14-22 February 2014 | Belgrade, Serbia
Youth in Action 3.1 Training Course MOVE 2 Serbia for a 7-day TC based on exploring physical and emotional (im)mobility of youth through non-formal education, theater, movement and dance !
The TC aimed to give tools to participants to improve, facilitate and work in their field using creative and innovative methods. The main objective of the project was to explore and experience movement and mobility with European citizenship and to deepen the sense of European identity among youth.
The methodology of TC was based on physical and image theatre, movement, the theory of creative flow, contact improvisation, impro-wisdom and dance, body-mind work, and non-formal education.

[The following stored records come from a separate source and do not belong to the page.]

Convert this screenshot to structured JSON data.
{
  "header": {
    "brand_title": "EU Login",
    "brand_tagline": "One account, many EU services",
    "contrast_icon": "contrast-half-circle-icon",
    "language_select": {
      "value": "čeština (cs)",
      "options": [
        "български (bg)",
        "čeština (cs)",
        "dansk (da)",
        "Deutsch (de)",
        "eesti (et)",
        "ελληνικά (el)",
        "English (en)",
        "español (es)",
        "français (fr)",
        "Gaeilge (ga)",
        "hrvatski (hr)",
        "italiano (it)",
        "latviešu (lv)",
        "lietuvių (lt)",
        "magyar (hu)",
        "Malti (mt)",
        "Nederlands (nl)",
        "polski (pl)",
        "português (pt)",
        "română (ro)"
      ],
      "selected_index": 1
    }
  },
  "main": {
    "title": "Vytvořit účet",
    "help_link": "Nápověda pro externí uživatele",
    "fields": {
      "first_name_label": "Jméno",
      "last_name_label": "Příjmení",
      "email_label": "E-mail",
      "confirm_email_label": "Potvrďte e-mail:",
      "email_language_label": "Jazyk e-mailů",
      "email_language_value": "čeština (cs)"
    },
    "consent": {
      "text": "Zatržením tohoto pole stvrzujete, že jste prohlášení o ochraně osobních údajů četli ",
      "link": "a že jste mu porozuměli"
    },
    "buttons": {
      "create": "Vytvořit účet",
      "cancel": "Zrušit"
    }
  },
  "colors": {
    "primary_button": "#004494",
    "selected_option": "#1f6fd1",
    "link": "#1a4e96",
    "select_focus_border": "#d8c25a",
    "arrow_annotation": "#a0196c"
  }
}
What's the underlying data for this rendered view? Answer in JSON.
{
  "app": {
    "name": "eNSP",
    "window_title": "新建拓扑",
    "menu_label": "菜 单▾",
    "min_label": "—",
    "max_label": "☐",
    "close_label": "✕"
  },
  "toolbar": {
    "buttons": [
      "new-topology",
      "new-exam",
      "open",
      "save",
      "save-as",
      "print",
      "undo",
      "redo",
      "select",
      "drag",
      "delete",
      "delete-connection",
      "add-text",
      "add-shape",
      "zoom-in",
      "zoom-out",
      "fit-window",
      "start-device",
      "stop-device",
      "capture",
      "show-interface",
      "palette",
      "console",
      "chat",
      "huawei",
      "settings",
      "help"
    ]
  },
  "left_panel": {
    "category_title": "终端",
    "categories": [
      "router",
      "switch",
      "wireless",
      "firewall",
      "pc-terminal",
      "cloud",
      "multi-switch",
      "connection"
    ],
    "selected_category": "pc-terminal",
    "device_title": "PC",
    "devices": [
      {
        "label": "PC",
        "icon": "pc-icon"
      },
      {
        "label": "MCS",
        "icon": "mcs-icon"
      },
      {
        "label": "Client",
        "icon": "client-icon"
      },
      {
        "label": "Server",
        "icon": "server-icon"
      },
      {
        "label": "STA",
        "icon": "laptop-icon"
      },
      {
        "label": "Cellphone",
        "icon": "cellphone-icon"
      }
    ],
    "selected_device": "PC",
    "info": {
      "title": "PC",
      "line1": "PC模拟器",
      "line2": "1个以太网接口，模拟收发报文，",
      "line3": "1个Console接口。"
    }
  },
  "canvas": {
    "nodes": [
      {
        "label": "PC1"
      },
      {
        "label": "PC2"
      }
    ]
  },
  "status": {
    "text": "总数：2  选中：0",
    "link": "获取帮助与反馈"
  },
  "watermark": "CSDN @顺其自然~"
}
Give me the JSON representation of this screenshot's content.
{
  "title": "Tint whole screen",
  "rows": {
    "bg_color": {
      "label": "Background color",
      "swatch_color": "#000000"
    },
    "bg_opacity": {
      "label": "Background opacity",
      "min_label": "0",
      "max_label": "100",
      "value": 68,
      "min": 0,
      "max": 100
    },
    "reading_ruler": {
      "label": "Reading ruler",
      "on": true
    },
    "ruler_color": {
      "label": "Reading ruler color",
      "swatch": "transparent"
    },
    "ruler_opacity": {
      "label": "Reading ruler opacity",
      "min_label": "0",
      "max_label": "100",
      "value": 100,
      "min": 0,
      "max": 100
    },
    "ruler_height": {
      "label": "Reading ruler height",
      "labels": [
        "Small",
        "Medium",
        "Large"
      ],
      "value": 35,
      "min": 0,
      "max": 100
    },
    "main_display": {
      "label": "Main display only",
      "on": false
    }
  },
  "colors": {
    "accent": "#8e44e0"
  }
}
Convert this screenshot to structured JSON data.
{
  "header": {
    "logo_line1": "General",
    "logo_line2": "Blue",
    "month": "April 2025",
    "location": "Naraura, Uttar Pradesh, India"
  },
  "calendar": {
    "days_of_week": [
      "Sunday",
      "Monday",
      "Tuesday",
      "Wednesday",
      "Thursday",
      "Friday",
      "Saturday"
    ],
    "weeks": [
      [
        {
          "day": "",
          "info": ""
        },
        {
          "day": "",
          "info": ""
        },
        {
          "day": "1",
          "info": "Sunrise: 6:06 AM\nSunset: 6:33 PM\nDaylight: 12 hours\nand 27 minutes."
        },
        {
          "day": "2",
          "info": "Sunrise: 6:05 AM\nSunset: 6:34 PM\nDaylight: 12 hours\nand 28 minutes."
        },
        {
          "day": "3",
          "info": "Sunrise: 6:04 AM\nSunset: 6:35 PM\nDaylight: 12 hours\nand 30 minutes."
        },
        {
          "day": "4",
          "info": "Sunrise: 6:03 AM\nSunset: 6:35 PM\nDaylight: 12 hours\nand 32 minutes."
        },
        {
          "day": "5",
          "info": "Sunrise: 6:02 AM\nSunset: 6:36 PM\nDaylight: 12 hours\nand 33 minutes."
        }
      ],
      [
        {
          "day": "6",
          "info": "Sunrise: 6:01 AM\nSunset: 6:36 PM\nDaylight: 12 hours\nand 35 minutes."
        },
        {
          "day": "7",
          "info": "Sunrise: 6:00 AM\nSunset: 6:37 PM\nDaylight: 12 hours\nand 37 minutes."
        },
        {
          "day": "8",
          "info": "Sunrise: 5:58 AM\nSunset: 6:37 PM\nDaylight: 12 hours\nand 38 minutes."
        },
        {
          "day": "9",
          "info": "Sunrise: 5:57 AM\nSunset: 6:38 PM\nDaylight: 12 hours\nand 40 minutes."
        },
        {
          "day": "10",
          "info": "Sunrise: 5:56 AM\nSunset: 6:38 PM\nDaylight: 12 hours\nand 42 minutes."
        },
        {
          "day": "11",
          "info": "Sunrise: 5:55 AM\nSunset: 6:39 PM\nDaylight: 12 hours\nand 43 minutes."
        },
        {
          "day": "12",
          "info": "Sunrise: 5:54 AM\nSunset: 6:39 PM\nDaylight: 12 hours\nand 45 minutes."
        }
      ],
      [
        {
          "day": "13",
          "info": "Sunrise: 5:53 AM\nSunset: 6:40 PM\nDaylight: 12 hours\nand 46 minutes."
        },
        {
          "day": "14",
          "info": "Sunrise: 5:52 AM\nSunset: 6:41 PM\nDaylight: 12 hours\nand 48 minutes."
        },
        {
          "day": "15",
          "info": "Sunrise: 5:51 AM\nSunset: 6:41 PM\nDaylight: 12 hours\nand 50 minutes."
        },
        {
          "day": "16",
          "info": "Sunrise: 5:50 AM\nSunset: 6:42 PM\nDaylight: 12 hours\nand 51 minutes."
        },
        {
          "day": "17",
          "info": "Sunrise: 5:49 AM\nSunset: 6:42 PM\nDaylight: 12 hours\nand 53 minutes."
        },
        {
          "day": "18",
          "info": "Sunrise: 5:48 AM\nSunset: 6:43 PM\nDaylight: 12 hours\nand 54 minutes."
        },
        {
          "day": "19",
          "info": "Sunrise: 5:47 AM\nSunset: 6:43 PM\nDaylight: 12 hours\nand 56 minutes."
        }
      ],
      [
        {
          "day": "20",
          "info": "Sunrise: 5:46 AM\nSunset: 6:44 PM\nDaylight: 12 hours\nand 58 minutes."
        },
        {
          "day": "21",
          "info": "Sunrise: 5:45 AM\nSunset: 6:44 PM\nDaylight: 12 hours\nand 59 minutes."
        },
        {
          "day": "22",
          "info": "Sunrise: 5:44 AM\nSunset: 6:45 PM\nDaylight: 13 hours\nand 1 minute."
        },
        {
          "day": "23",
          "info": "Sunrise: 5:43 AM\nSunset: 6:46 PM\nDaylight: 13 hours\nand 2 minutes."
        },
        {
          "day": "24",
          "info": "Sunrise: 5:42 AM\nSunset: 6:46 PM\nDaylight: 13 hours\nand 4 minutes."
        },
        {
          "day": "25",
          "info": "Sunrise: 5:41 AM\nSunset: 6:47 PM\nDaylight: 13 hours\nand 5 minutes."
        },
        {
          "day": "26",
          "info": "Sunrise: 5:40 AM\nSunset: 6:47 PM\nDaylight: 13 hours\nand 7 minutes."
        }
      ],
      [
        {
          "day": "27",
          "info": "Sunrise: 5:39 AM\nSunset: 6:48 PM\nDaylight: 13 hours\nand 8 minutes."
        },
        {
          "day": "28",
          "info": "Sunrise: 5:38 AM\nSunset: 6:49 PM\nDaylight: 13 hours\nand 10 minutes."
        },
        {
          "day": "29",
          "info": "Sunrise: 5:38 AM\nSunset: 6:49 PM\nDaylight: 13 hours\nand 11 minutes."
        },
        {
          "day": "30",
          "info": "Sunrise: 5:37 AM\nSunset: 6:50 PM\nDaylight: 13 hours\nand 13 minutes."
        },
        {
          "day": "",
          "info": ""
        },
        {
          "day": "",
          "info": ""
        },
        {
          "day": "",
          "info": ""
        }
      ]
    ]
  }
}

The project was based on practical work.
This was a networking project of the International Network for Arts and Culture (INCA), a pan-European network working with arts, culture, inclusion and employability.
Main aims of the project were: strengthening the capacity of the INCA Network, planning projects for 2014-2015, developing visibility materials, and training in fundraising from the new European programme youth and culture programmes.
Funded and supported by Casa Lab Circello, INCA Network and the Youth in Action programme of the European Commission.
Meeting in London, UK.
Meeting in Circello, Italy.
FIRESTARTER* FAST FORWARD
16th-20th November 2013
Two members of INCA took part in the third meeting of the Firestarter network in Berlin, organised by Liminale Raeume with the support of the Youth in Action programme.
The plan was to organise new projects in Europe, the project was hosting for 4 days participants from the following countries: Finland, Ireland, UK, France, Belgium, The Netherlands, Germany, Serbia, Hungary and Bulgaria.
more info at:
27 October – 4 November 2013
Derry / Londonderry, United Kingdom
This training course aimed at youth work practitioners who have an interest in and commitment to the examination and use of Humour as a pro-active and deliberate methodology in their work with young people and other youth work communities.
‘Humour’ was the continuation of a very successful programme that took place in Derry, Northern Ireland in April 2012. This course ‘carried on’ where it left off by building upon its initial success with a new tranche of youth workers and explore with them the role and potential that Humour has and can play as a tool for bringing about change in their locale.
This course facilitated a learning journey about Humour (and as a pro-active methodology), the different types of humour that exist and its relevance to youth work practice.
The programme provided space and time for participants to examine a multitude of issues, concerns and questions related to the use of Humour in an effort to increase their skills, knowledge and experience of Humour as an effective method for engaging young people.
By providing space and time to examine humour, participants could develop a better understanding of its use and application and in doing so increase their capacity to use it in their work setting to engage young people and other youth work communities in a constructive fashion, e.g., multiplier capacity or to open up issues, concerns and questions that young people have.
Participants leaft the course with a variety of new (or enhanced existing) tools and skills in how to use Humour in their work setting and in their practice and also with a clear plan for developing locally-based project work as a means of engaging young people.
Objectives for ‘Humour is Serious Business’ are as follows:
– upskilling youth work practitioners in the use of humour as an effective tool for engaging young people and youth work communities
– enhancing knowledge of the various types of humour so as to increase understanding of how, where, when and why it can be applied
– increasing awareness of how humour can be used as a pro-active and deliberate methodology in youth work and not just as a natural consequence of and response to specific situations
– consider cultural differences in humour and understand better how these can be used to support and inform youth work practice
– providing space and time for practitioners to reflect upon the use of their own sense of humour and consider where it can be altered to support their practice
– developing local humour-based programmes to test methodologies and techniques with a view to informing humour-based practice
– the development of a number of joint-actions between partner organisations
31st of October – 8th of November
Youth in Action Programme – Action 4.3 Training Course
INCA in collaboration with JumBo-Youth is organising this training course!
Short description of the project:
This project equipped participants from diverse European backgrounds to participate in an activity using Theatre Tools for Intercultural Dialogue and European Active Citizenship.
– to create a space of reflection about European Citizenship, cultural diversity and intercultural dialogue
– to increase their awareness of the diversity of European Citizens
– to raise debates and confrontations about the subject matter
– to increase awareness of the value and importance of youth participation as a form of active engagement through theatre tools to develop and improve competences for personal, social and professional development.
– to enhance sense of intercultural artistic practice
– to create an atmosphere of mutual understanding between people from different cultures
– to develop innovative activities at local level
– to facilitate opportunities for young people activating their skills using theatre tools
– to develop exchange of good practices at local, national and international levels using non formal education
– to promote young people’s commitment towards a more inclusive growth through Theatre tools
The training course:
The focus of the training course studied the actual social situation in Europe and the main common problematic in different countries and if/how we can contribute to social change and cohesion and to foster a development of Europe through culture and arts.
The participants had a very good opportunity to share experiences, methods and good practices using diverse theatre methods, in which they could develop individual and group values, improv their skills, expand their knowledge about other cultures, and plan how to transfer these concepts in their future actions.